South Korean confectionery giant Lotte Group has announced a major production expansion of at its plant in Kaluga, western Russia, which will involve building a new manufacturing line and doubling the capacity of an existing line.
A statement sent to just-food said that the construction and installation work should be completed by this November. The revamped plant will double its current production capacity of Choco Pie cookies from the existing cap of 200,000 boxes per month and the new line will make Crunky Crunch Chocolate Bars and Ghana chocolate bars, with the potential to add additional products in future.
The company told just-food that it planned to sell the bulk of the new output on the Russian market.
A statement issued on behalf of Lotte’s jailed chairman, Shin Dong-bin, who still retains an active role in running the company despite his corruption conviction in South Korea, said: “Our confectionery business is developing very well in Russia.” He added that the company will continue to purchase as many ingredients as it can for its confectionery plant in Russia from local suppliers.
The expansion almost certainly has the blessing of the Russian government.
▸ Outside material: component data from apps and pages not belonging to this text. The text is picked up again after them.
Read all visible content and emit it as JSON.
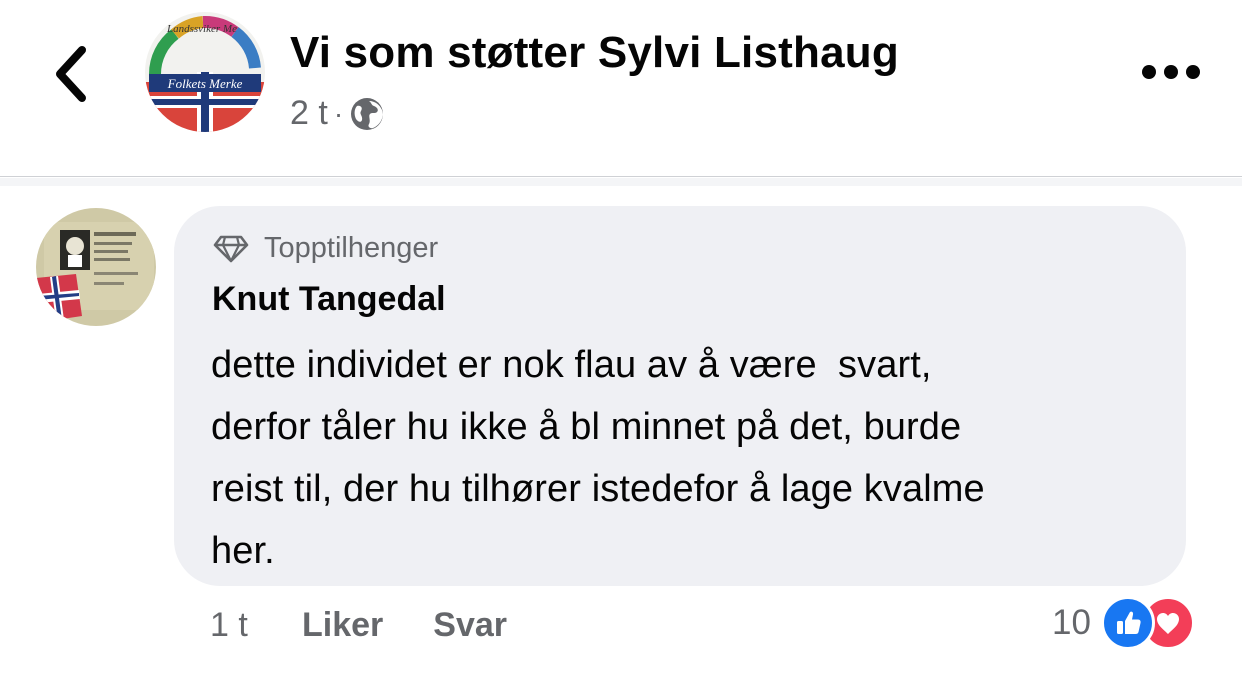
{
  "header": {
    "group_name": "Vi som støtter Sylvi Listhaug",
    "time": "2 t",
    "separator": "·",
    "visibility_icon": "globe-icon",
    "avatar_text_top": "Landssviker Me",
    "avatar_text_bottom": "Folkets Merke"
  },
  "comment": {
    "badge_icon": "diamond-icon",
    "badge_label": "Topptilhenger",
    "author": "Knut Tangedal",
    "text": "dette individet er nok flau av å være  svart,\nderfor tåler hu ikke å bl minnet på det, burde\nreist til, der hu tilhører istedefor å lage kvalme\nher.",
    "time": "1 t",
    "like_label": "Liker",
    "reply_label": "Svar",
    "reaction_count": "10",
    "reactions": [
      "like-icon",
      "love-icon"
    ]
  },
  "colors": {
    "text_primary": "#050505",
    "text_secondary": "#65676b",
    "bubble_bg": "#eff0f4",
    "like_blue": "#1877f2",
    "love_red": "#f33e58"
  }
}
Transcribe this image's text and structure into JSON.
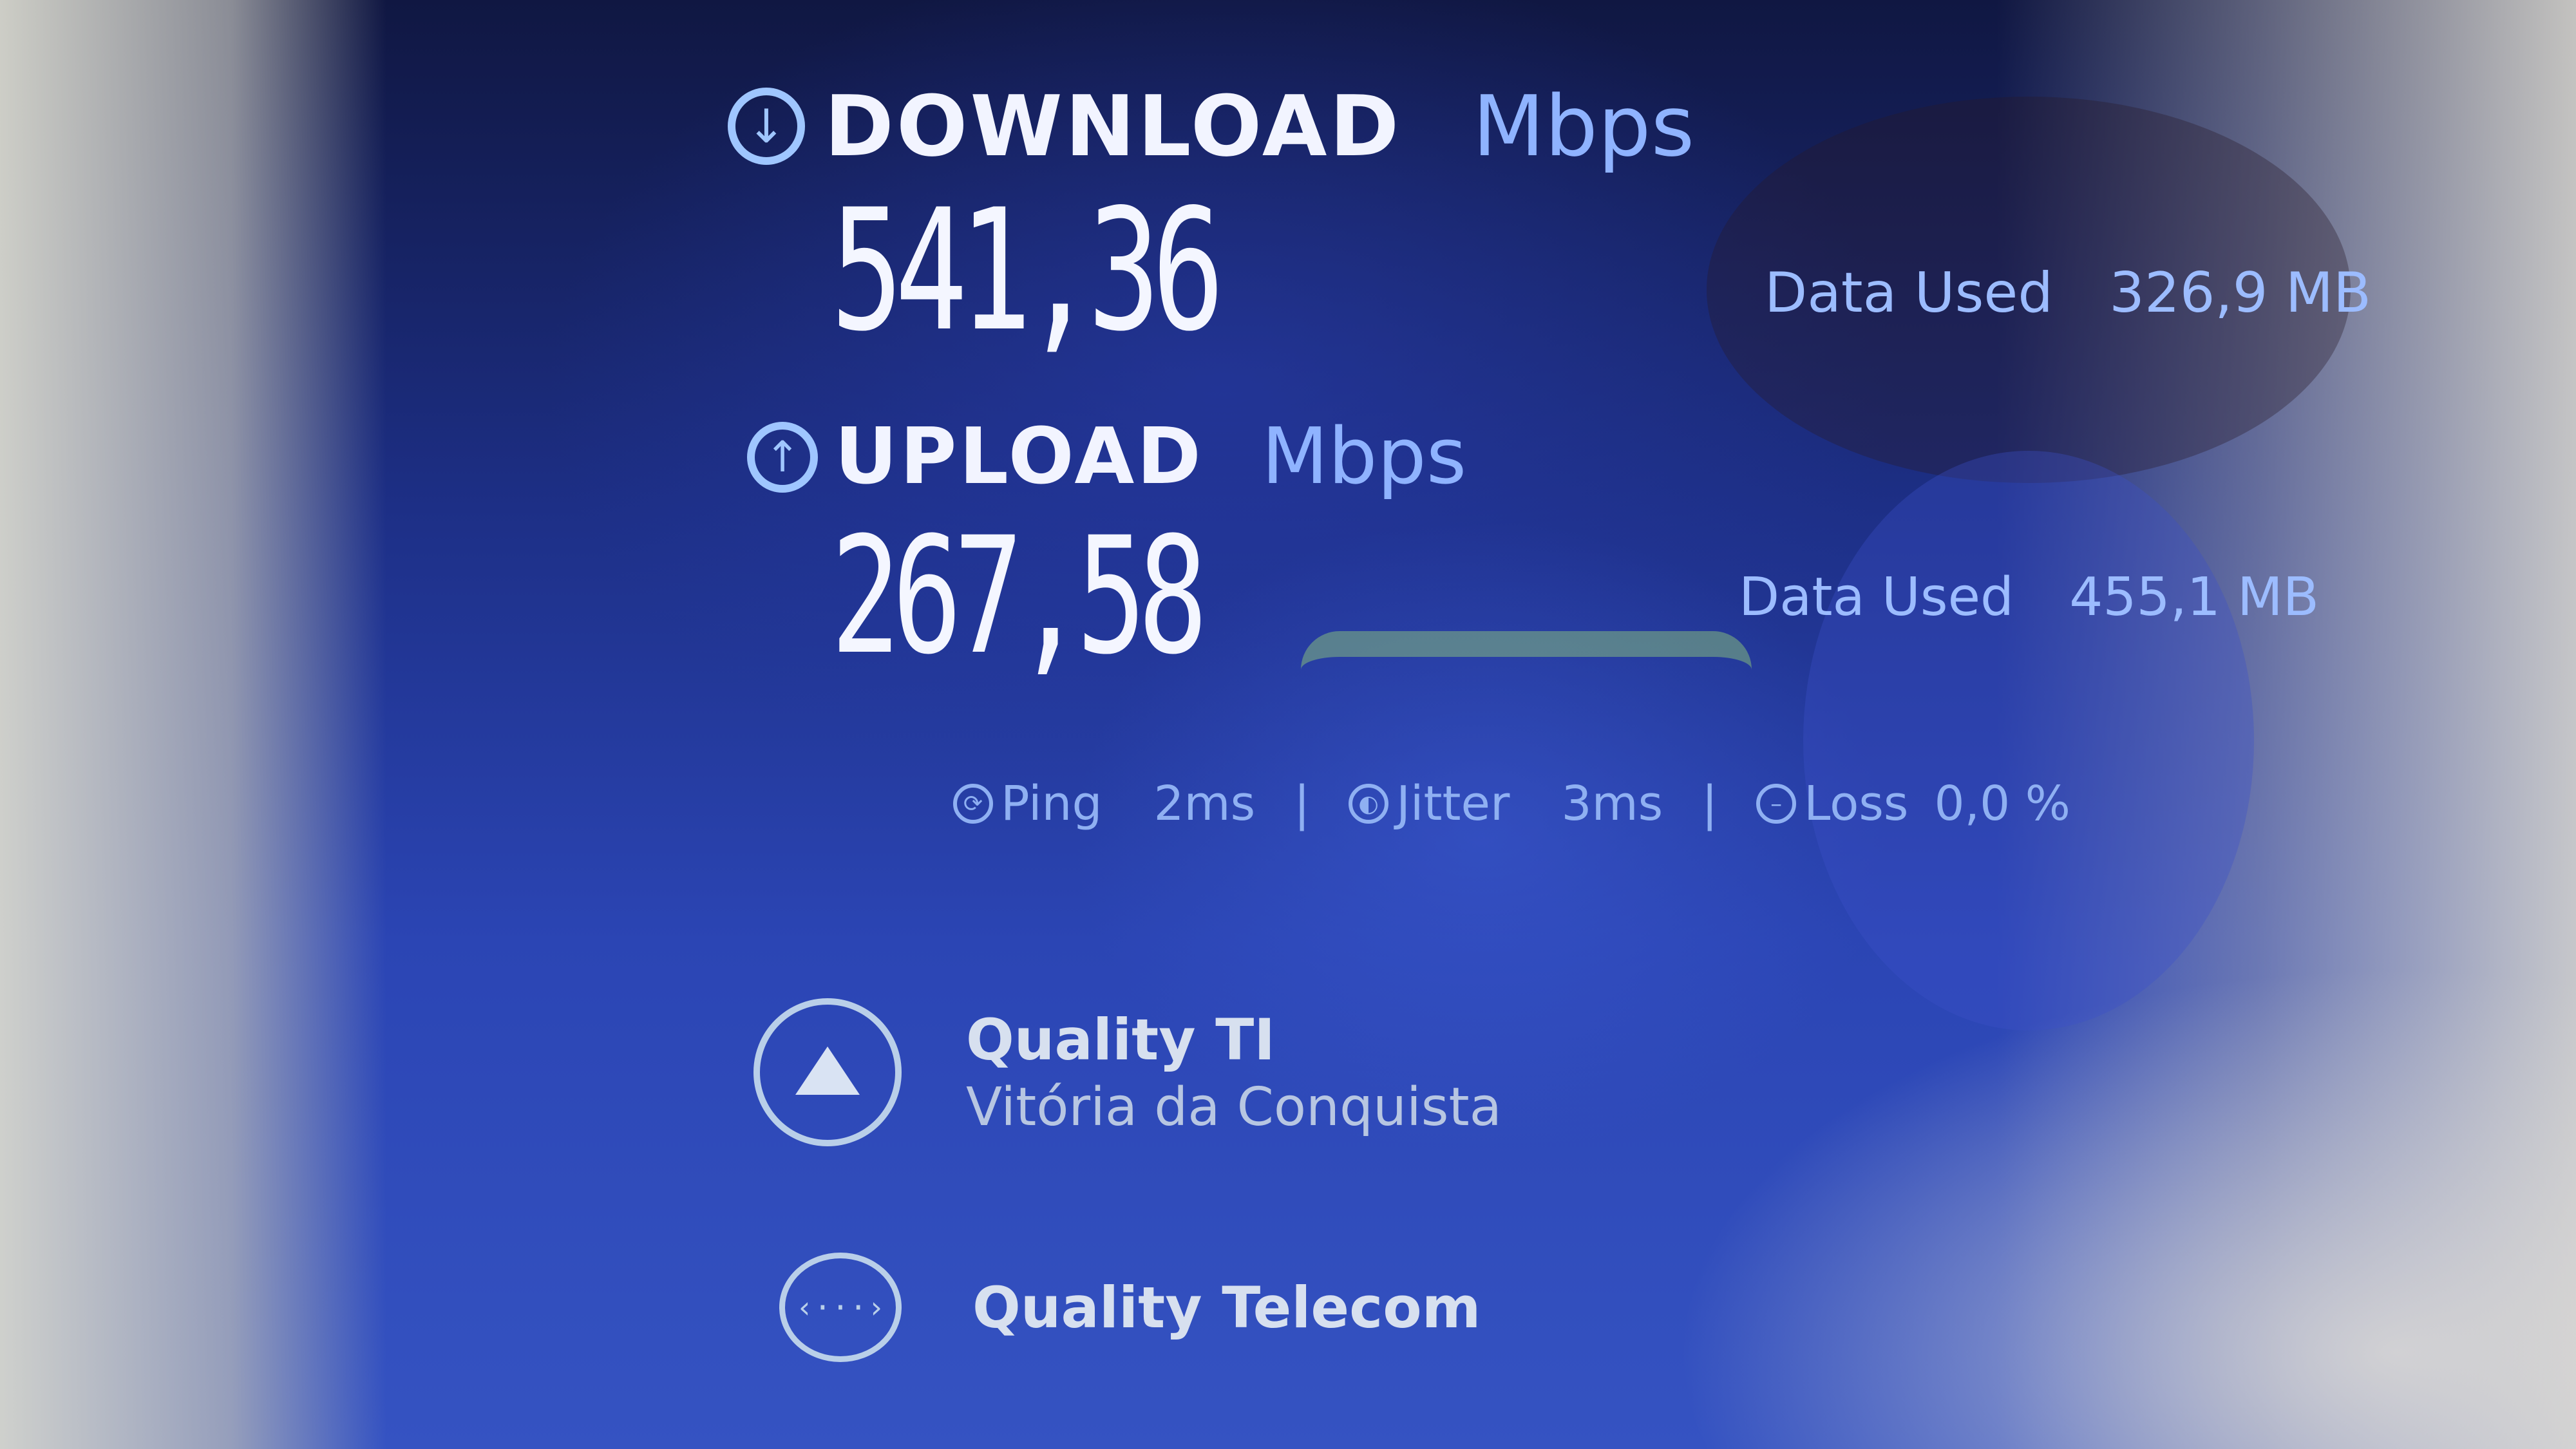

A spokesman for Russia’s industry and trade minister Denis Manturov said the Lotte Group currently has very good relations with the Russian government, particularly with President Vladimir Putin.
Manturov’s spokesman noted how Dong-bin received a Russian Order of Friendship from Putin in 2015.
The spokesperson said this close relationship, as well as the ongoing recovery of the Russian confectionery industry and market from the country’s recent economic malaise, means Lotte Confectionery would be investing ten times more money in the new expansion than it did when it opened its Kaluga plant in 2010 – which cost US$100m.
Manturov’s spokesperson added that such large investments in Russia could be also explained by a recent reduction in Lotte investments in China, fuelled by on-going diplomatic tensions between the South Korean and Chinese governments.